Young people are an easy target, and talking about employability and skills kills a number of ideological birds in one swoop. But chasing full employability is not a solution to the plight of NEETs and demonising the young and out of work is irresponsible.
Vocational learning is wide ranging and inclusive for all abilities, far more so than many academic styles of learning. We need to encourage a culture where vocational and academic qualifications are seen as equal, and learners follow the route most suited to them with pride.
Retaining Top-Level Talent: Do Our Young People Have the Industry Support They Need to Strive for Oxbridge?
A report out this summer revealed that only 19.5% of Welsh applications to Oxford and Cambridge were successful during the 2011-12 admissions cycle, compared to a success rate of 25% for England and Northern Ireland... Welsh industry most certainly does require that top level expertise if it is to continue to thrive.
It is an age old stereotype that vocational learning is a last resort for those who have failed academically, a 'plan b' for when exams go wrong and options are limited. As with all stereotypes it is oversimplified and damaging. Putting people in boxes, labelling them one thing or the other is wrong and calling a child 'too clever' for vocational education is no exception.
The bottom line is, vocational education which is stretching, rigorous and based on employers' needs is extremely valuable. I know that. Employers know that.

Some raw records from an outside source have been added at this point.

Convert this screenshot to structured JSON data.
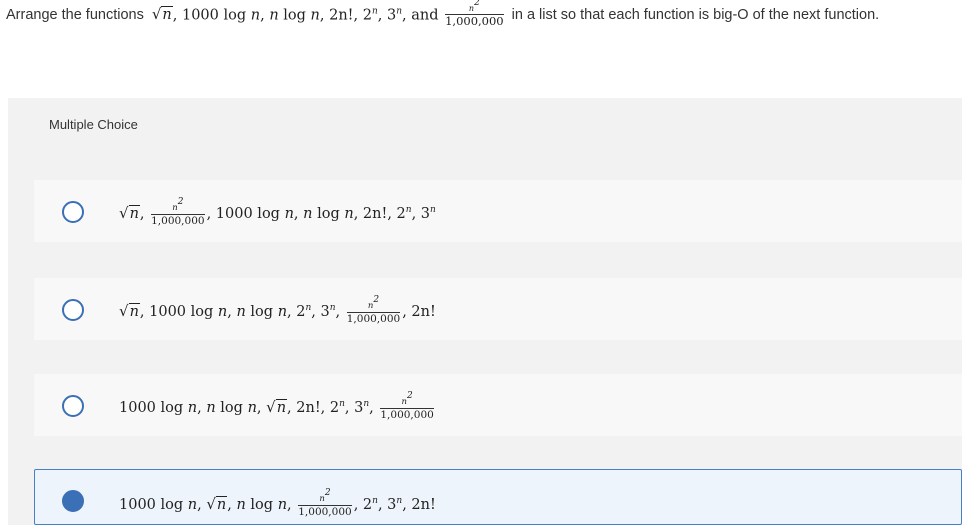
{
  "question": {
    "prefix": "Arrange the functions",
    "suffix": "in a list so that each function is big-O of the next function."
  },
  "math": {
    "n": "n",
    "sqrt": "√",
    "comma": ",",
    "and": "and",
    "log1000": "1000 log",
    "log": "log",
    "fact2n": "2n!",
    "pow_base2": "2",
    "pow_base3": "3",
    "frac_num": "n",
    "frac_num_exp": "2",
    "frac_den": "1,000,000"
  },
  "multiple_choice": {
    "label": "Multiple Choice",
    "selected_index": 3
  },
  "colors": {
    "accent": "#3b6fb6",
    "panel_bg": "#f2f2f2",
    "option_bg": "#f8f8f8",
    "selected_bg": "#eef4fb"
  }
}
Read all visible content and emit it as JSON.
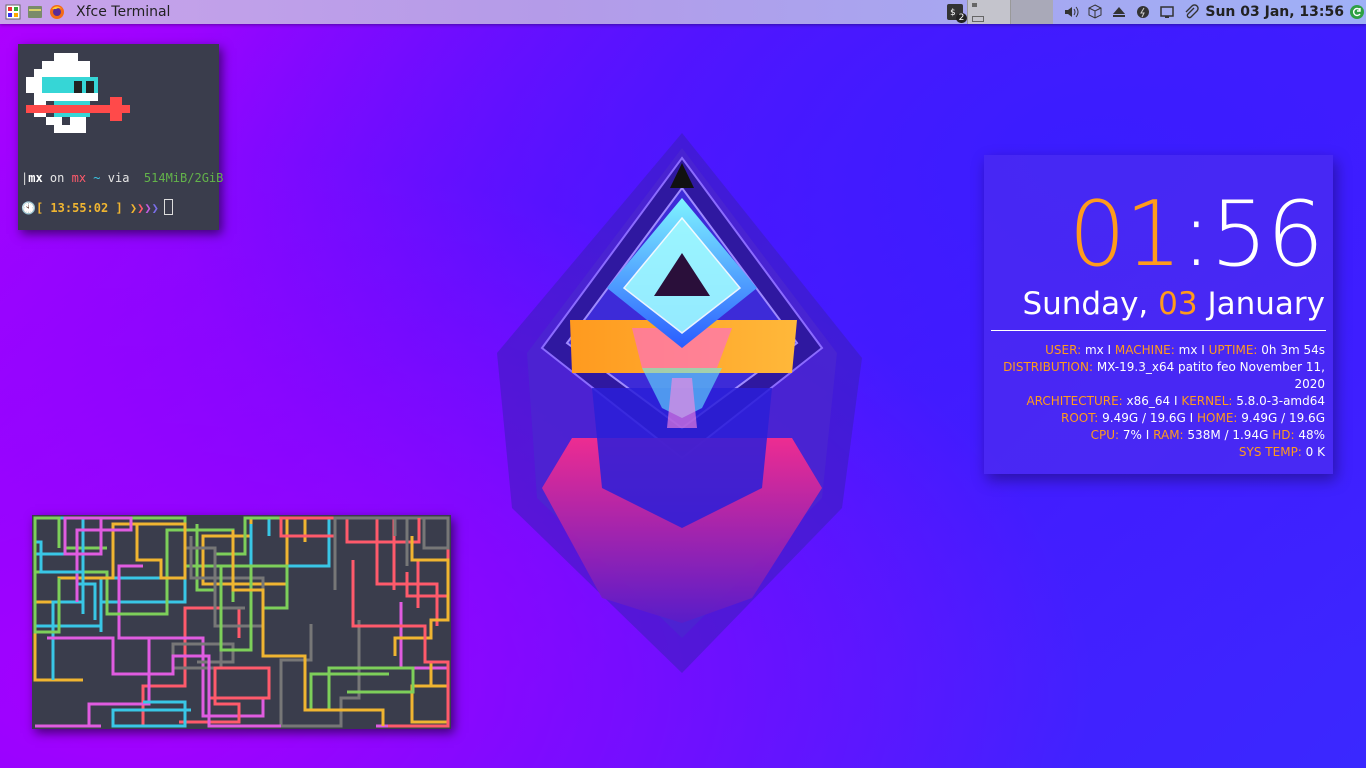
{
  "panel": {
    "window_title": "Xfce Terminal",
    "workspace_badge": "2",
    "datetime": "Sun 03 Jan, 13:56",
    "icons": [
      "app-menu-icon",
      "files-icon",
      "firefox-icon",
      "terminal-tray-icon",
      "volume-icon",
      "package-icon",
      "eject-icon",
      "power-icon",
      "display-icon",
      "clip-icon",
      "update-icon"
    ]
  },
  "terminal": {
    "user": "mx",
    "on": "on",
    "host": "mx",
    "tilde": "~",
    "via": "via",
    "memory": "514MiB/2GiB",
    "time_open": "[",
    "time": "13:55:02",
    "time_close": "]",
    "prompt_arrows": [
      "❯",
      "❯",
      "❯",
      "❯"
    ]
  },
  "conky": {
    "hour": "01",
    "colon": ":",
    "minute": "56",
    "weekday": "Sunday,",
    "day": "03",
    "month": "January",
    "stats": [
      [
        [
          "k",
          "USER:"
        ],
        [
          "v",
          " mx I "
        ],
        [
          "k",
          "MACHINE:"
        ],
        [
          "v",
          " mx I "
        ],
        [
          "k",
          "UPTIME:"
        ],
        [
          "v",
          " 0h 3m 54s"
        ]
      ],
      [
        [
          "k",
          "DISTRIBUTION:"
        ],
        [
          "v",
          " MX-19.3_x64 patito feo November 11, 2020"
        ]
      ],
      [
        [
          "k",
          "ARCHITECTURE:"
        ],
        [
          "v",
          " x86_64 I "
        ],
        [
          "k",
          "KERNEL:"
        ],
        [
          "v",
          " 5.8.0-3-amd64"
        ]
      ],
      [
        [
          "k",
          "ROOT:"
        ],
        [
          "v",
          " 9.49G / 19.6G I "
        ],
        [
          "k",
          "HOME:"
        ],
        [
          "v",
          " 9.49G / 19.6G"
        ]
      ],
      [
        [
          "k",
          "CPU:"
        ],
        [
          "v",
          " 7% I "
        ],
        [
          "k",
          "RAM:"
        ],
        [
          "v",
          " 538M / 1.94G "
        ],
        [
          "k",
          "HD:"
        ],
        [
          "v",
          " 48%"
        ]
      ],
      [
        [
          "k",
          "SYS TEMP:"
        ],
        [
          "v",
          " 0 K"
        ]
      ]
    ]
  },
  "colors": {
    "accent_orange": "#ff9b1c",
    "pipe_colors": [
      "#ff5a6b",
      "#39c7e6",
      "#7dcf5a",
      "#f0b531",
      "#e05ce0",
      "#777777"
    ]
  }
}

Let's get the message out there.
President Obama recently gave the much-anticipated State of the Union address. It was encouraging to hear that we actually have similar views on education.

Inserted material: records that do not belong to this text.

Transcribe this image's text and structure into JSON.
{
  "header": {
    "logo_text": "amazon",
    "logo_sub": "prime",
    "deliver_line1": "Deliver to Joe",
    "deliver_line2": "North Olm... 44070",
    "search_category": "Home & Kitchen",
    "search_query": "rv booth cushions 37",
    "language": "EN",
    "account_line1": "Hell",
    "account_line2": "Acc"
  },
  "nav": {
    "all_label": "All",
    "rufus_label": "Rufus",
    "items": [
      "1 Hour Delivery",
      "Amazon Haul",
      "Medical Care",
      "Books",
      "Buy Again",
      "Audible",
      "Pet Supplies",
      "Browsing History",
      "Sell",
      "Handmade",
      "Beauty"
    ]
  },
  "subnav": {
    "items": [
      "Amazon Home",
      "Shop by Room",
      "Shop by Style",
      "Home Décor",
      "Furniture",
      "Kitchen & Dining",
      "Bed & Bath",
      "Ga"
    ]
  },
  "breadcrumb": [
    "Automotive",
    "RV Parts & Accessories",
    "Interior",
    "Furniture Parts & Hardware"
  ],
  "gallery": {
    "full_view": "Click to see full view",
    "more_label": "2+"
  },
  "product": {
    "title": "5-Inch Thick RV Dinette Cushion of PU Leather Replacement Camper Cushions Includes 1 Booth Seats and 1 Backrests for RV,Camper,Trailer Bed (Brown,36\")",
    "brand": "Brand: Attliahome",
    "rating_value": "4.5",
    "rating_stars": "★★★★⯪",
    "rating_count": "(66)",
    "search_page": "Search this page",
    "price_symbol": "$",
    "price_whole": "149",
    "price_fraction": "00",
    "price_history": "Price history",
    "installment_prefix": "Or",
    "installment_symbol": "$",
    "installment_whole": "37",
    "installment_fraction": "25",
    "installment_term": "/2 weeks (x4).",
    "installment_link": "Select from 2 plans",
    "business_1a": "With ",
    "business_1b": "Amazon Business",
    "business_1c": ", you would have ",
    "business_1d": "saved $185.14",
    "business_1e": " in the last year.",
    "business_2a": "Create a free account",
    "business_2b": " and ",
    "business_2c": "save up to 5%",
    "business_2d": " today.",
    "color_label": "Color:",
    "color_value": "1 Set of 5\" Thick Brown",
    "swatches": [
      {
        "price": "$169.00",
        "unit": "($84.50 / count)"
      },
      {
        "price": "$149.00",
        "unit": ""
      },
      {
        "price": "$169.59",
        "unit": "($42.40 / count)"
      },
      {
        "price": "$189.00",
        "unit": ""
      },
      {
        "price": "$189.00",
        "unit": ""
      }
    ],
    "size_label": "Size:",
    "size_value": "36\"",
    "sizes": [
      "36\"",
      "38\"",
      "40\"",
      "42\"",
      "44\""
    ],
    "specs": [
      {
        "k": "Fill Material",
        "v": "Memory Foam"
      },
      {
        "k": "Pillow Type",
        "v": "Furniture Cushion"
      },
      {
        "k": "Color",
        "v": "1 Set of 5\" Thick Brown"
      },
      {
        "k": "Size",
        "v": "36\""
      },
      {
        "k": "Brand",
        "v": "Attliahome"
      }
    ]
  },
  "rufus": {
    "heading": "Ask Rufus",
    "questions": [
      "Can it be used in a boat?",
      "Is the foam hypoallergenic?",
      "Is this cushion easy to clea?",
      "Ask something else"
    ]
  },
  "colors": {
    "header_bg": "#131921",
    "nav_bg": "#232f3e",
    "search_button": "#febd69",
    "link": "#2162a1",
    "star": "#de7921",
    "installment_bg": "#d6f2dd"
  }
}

It's that time of year again when thousands of young people put the final touches on their UCAS applications, hold their breath and hit 'send'. Then they anxiously wait for weeks until their 'life-altering' results come through. My son went through this process last year. I'll never forget his panicked face as he said, 'What if I don't get any offers?'
Many young adults are returning to school after a long summer and preparing for their final year. They are naturally concerned about their forthcoming exams and already considering which university they would like to attend. Very few of those young adults will be considering an apprenticeship...
When you're choosing a university and a degree course, how do you decide between the myriad of courses available and ensure that you're giving yourself the best start when it comes to finding a job once you've graduated?
The IAC is giving learners something they have not had before - a national voice. The changing landscape of apprenticeships in this country, as Government endeavours to secure the vocational route as a central pathway into fulfilling careers, requires input from those who will be affected - the apprentices themselves.